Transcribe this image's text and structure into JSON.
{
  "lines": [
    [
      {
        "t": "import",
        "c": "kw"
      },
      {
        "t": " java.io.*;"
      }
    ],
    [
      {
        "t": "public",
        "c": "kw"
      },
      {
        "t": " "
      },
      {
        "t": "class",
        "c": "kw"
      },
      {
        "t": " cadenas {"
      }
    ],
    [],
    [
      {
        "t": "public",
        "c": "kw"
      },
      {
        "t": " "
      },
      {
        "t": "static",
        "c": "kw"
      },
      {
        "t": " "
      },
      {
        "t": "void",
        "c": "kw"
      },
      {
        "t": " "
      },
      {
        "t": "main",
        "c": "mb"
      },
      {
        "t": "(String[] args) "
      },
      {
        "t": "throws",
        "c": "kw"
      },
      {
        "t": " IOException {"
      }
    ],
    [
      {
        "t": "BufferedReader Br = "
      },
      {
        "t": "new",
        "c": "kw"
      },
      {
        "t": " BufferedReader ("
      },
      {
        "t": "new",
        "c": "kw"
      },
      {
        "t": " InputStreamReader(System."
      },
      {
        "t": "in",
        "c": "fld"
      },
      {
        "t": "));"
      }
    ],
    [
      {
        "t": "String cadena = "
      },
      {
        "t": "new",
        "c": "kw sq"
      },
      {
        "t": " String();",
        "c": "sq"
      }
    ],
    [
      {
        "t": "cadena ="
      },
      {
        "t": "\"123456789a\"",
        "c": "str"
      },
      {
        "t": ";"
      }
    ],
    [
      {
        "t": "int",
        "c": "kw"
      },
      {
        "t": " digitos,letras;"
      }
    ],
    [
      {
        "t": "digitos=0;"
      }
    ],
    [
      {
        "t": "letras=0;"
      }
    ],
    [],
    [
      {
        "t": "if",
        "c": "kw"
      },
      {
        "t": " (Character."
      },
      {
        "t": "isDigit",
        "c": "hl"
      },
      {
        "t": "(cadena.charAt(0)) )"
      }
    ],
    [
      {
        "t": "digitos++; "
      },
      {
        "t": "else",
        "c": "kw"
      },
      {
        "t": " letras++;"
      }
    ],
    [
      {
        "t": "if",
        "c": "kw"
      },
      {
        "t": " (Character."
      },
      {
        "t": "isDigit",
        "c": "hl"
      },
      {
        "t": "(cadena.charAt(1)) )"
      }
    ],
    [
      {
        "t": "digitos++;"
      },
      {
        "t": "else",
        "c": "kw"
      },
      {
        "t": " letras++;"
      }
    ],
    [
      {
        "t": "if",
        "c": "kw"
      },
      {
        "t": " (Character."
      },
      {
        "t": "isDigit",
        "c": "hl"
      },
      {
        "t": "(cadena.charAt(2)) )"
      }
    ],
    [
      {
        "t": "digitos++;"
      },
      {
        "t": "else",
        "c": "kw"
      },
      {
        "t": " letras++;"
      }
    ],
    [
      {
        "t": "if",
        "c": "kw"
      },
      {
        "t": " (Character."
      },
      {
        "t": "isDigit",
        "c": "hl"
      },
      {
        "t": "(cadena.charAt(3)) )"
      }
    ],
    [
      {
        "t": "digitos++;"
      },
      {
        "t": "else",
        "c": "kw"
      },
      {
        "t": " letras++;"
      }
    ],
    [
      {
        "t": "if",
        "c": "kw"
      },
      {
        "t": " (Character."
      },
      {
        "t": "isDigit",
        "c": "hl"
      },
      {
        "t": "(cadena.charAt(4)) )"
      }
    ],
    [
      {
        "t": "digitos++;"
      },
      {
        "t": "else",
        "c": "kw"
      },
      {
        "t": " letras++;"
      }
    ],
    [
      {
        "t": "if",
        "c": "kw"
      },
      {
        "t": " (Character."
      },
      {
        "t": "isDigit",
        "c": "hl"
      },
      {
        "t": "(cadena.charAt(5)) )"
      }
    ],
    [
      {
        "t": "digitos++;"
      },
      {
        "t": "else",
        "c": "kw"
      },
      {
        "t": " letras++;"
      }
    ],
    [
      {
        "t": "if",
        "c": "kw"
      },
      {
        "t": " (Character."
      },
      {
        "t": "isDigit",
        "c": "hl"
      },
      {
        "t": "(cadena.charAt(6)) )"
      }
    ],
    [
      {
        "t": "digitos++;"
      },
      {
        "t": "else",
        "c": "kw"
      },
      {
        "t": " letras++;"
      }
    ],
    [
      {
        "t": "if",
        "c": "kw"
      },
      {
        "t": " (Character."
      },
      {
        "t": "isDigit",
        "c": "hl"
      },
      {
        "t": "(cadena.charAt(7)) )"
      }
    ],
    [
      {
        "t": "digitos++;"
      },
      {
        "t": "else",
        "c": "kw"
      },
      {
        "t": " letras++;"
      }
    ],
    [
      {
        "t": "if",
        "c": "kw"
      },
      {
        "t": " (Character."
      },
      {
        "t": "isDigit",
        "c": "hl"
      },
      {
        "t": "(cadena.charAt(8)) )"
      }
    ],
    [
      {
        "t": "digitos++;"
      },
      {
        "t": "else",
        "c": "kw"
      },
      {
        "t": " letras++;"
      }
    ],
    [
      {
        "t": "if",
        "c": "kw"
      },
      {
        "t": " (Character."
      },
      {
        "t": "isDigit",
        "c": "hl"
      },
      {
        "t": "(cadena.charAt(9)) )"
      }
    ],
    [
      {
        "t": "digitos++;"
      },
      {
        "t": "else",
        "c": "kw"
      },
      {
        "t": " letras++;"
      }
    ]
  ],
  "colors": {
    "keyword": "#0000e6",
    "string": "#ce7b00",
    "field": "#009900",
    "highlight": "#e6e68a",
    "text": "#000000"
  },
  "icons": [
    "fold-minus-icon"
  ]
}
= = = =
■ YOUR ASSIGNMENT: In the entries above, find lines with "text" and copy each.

■ COMPLETED TASK:
Transcribe this image's text and structure into JSON.
    "text": "#000000"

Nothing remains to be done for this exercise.